BMW Gina

BMW GINA (2008)

Forms do not seem new to you? You read that right, this concept has shaped the design concept of many modern BMW models. The history of the car begins in 2001 …

The platform for Gina was the legendary Z8 supercar. He shared with her a 4.4-liter V8 engine and a 6-speed “automatic”. However, these are far from the main design elements of the concept … But the body! Even to call it this familiar word can only be a big … stretch. The basis is an aluminum frame. And panels are a fabric stretched over profiling elements. So that’s where this unusual plastic panels of many modern BMW models come from!

Metal, paint and varnish are replaced by polyurethane-coated Spandex material, better known in Europe as elastane or Lycra (after the manufacturer’s name). They make suits for swimming, clothes for sports. This waterproof fabric stretches up to 500% and returns to its original size without any distortion. It also dyes easily. And how much more environmentally friendly than metals and plastic! Most of the profiles are made of aluminum, and the smaller part is made of bendable carbon. The latter, for example, is used in the design of doors that do not open, but are bent upwards. The trunk spoiler can also extend. In action, these unusual designs look fascinating. The door opens forward and upwards, the elastane folds… Amazing! And why did BMW take so long to declassify its fabric concept?

But the body, thanks to elastane, also turned out to be translucent. Which means the ability to hide optics. So did the rear lights. In inactivity, they are hidden from view, but as soon as the driver presses the brake and, voila! Headlights are even more outlandish – they open like eyes, lifting the eyelids. They can wink! All thanks to a pair of small motors pushing the rails back. In general, servos have many interesting responsibilities here. It is worth noting the use of branded fabric in the cabin – with the ignition off, the steering wheel and instruments occupy a position convenient for landing. But as soon as the engine is started, everything returns to its place – the speedometer, tachometer and fuel gauge turn towards the driver, and the steering wheel takes its usual place.

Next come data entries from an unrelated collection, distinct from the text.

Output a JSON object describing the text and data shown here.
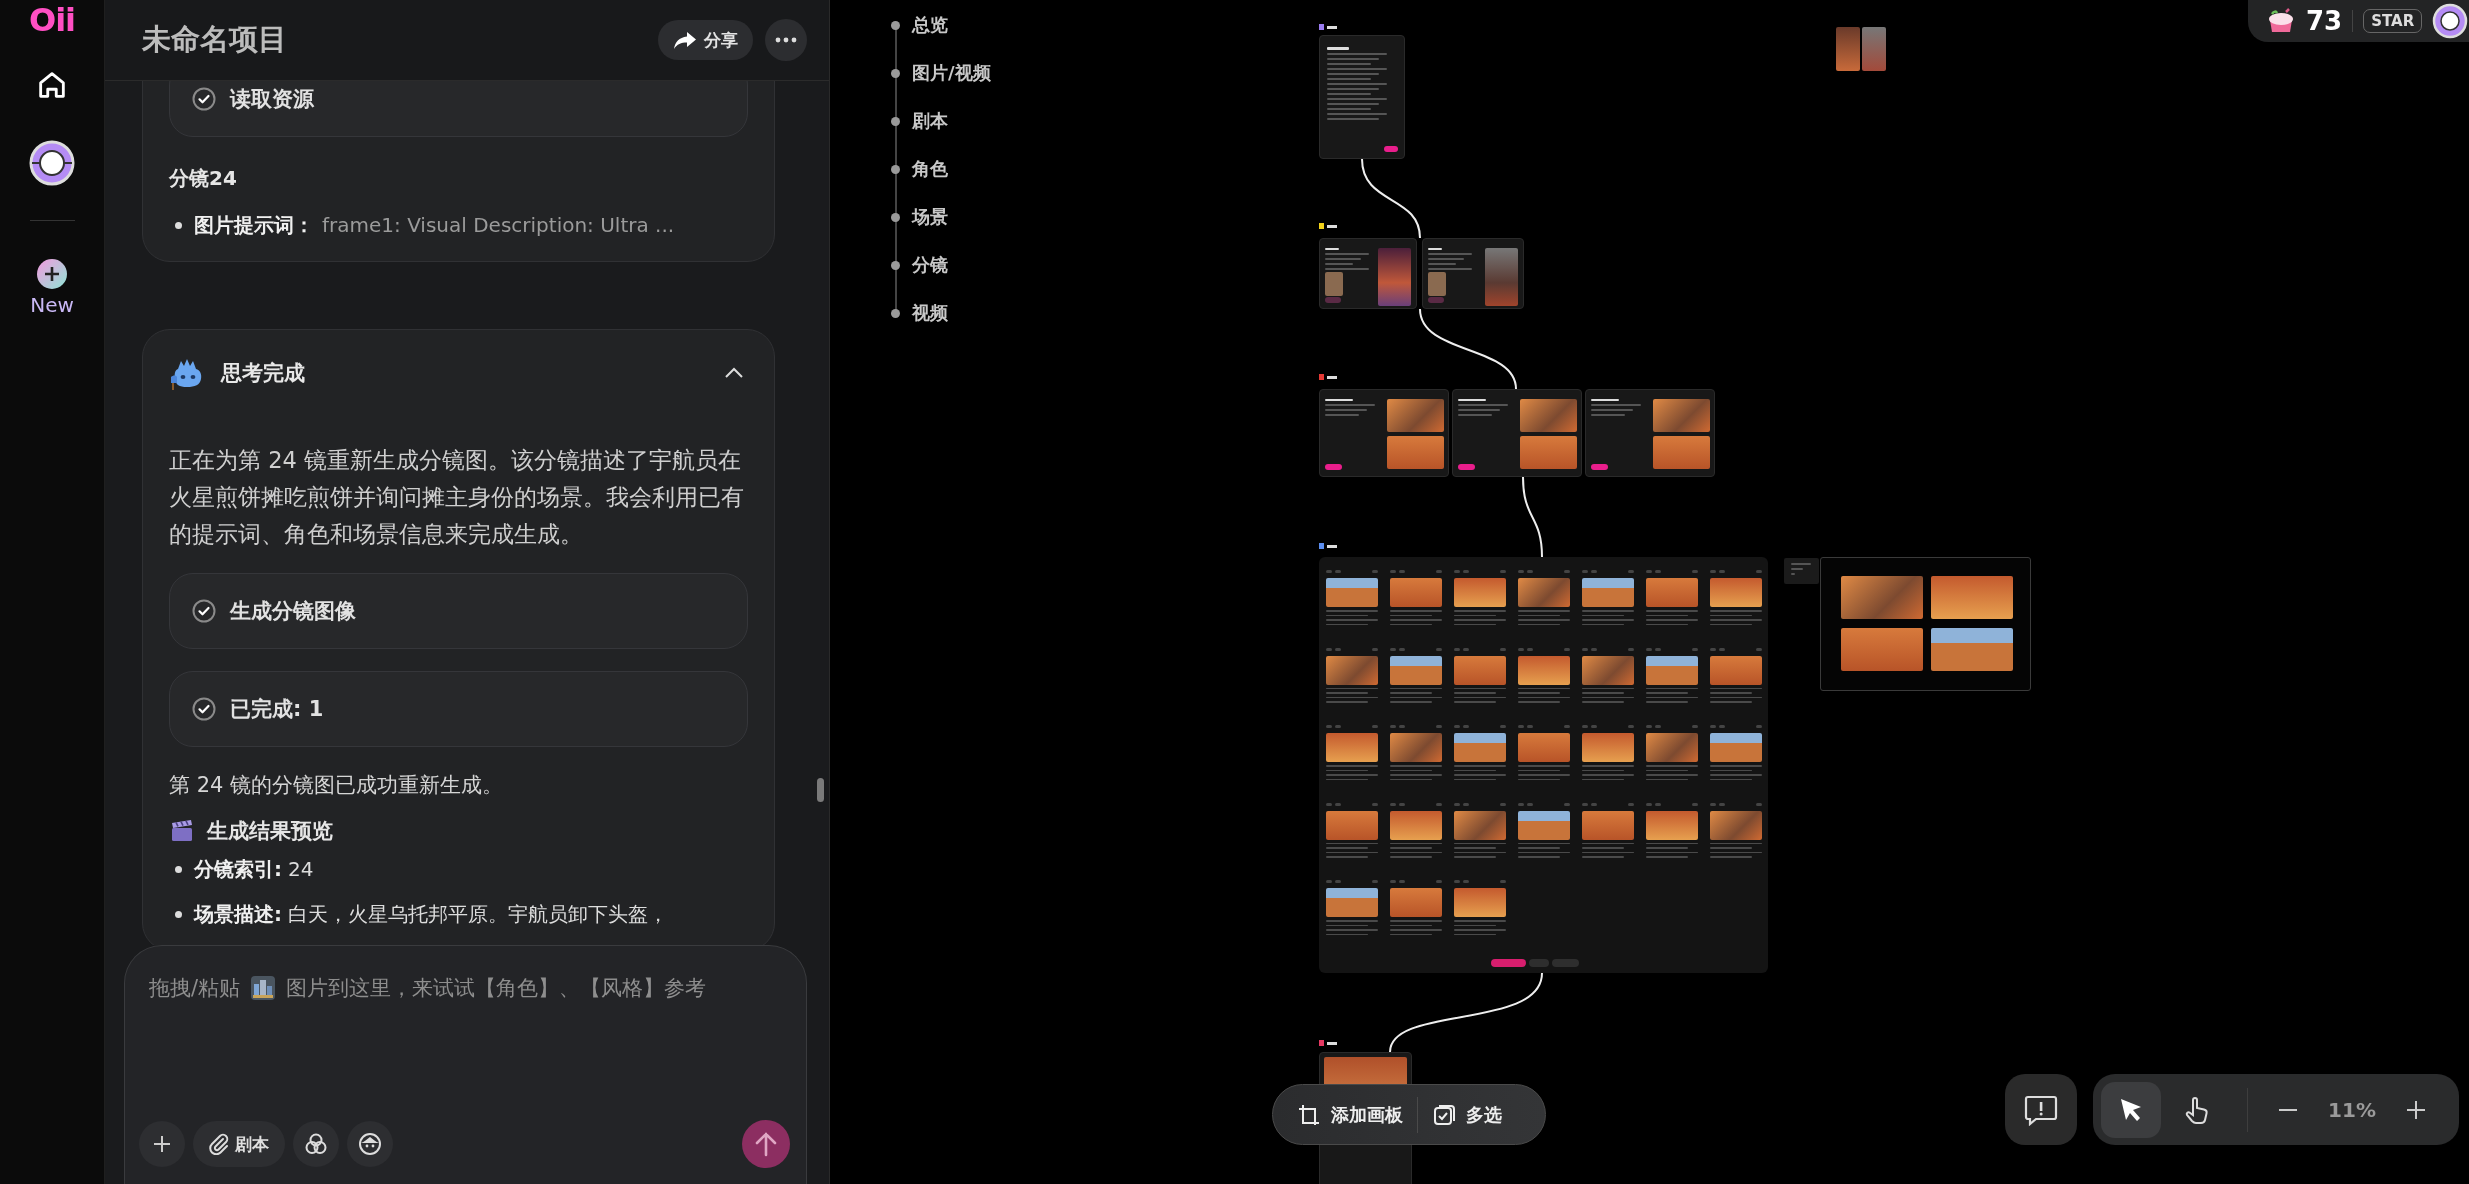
{
  "rail": {
    "logo": "Oii",
    "new_label": "New"
  },
  "chat": {
    "title": "未命名项目",
    "share_label": "分享",
    "messages": [
      {
        "kind": "result",
        "steps": [
          {
            "label": "读取资源",
            "done": true
          }
        ],
        "heading": "分镜24",
        "bullets": [
          {
            "term": "图片提示词：",
            "text": "frame1: Visual Description: Ultra ..."
          }
        ]
      },
      {
        "kind": "thinking",
        "title": "思考完成",
        "expanded": true,
        "paragraph": "正在为第 24 镜重新生成分镜图。该分镜描述了宇航员在火星煎饼摊吃煎饼并询问摊主身份的场景。我会利用已有的提示词、角色和场景信息来完成生成。",
        "steps": [
          {
            "label": "生成分镜图像",
            "done": true
          },
          {
            "label": "已完成: 1",
            "done": true
          }
        ],
        "summary": "第 24 镜的分镜图已成功重新生成。",
        "section_title": "生成结果预览",
        "bullets": [
          {
            "term": "分镜索引:",
            "text": "24"
          },
          {
            "term": "场景描述:",
            "text": "白天，火星乌托邦平原。宇航员卸下头盔，"
          }
        ]
      }
    ],
    "composer": {
      "placeholder_start": "拖拽/粘贴",
      "placeholder_end": "图片到这里，来试试【角色】、【风格】参考",
      "script_label": "剧本"
    }
  },
  "canvas": {
    "nav": [
      {
        "label": "总览"
      },
      {
        "label": "图片/视频"
      },
      {
        "label": "剧本"
      },
      {
        "label": "角色"
      },
      {
        "label": "场景"
      },
      {
        "label": "分镜"
      },
      {
        "label": "视频"
      }
    ],
    "add_board_label": "添加画板",
    "multi_select_label": "多选",
    "tools": [
      {
        "kind": "pointer",
        "selected": true
      },
      {
        "kind": "hand",
        "selected": false
      }
    ],
    "zoom_level": "11%",
    "credits": "73",
    "badge": "STAR"
  }
}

Even today, this concept has made a lot of noise with its extraordinary. What would have happened if the Germans had shown it six years ago, when the world was not yet accustomed to the recognizable design of Bangle? Maybe the Germans decided not to shock the public? Or simply did not want to reveal the cards ahead of time? Be that as it may, but even if they showed the Gina another seven years later, the result and the assessment of the car would have been the same. The concept and its implementation are too unusual. Gina is a work of automotive art. And works of art are timeless.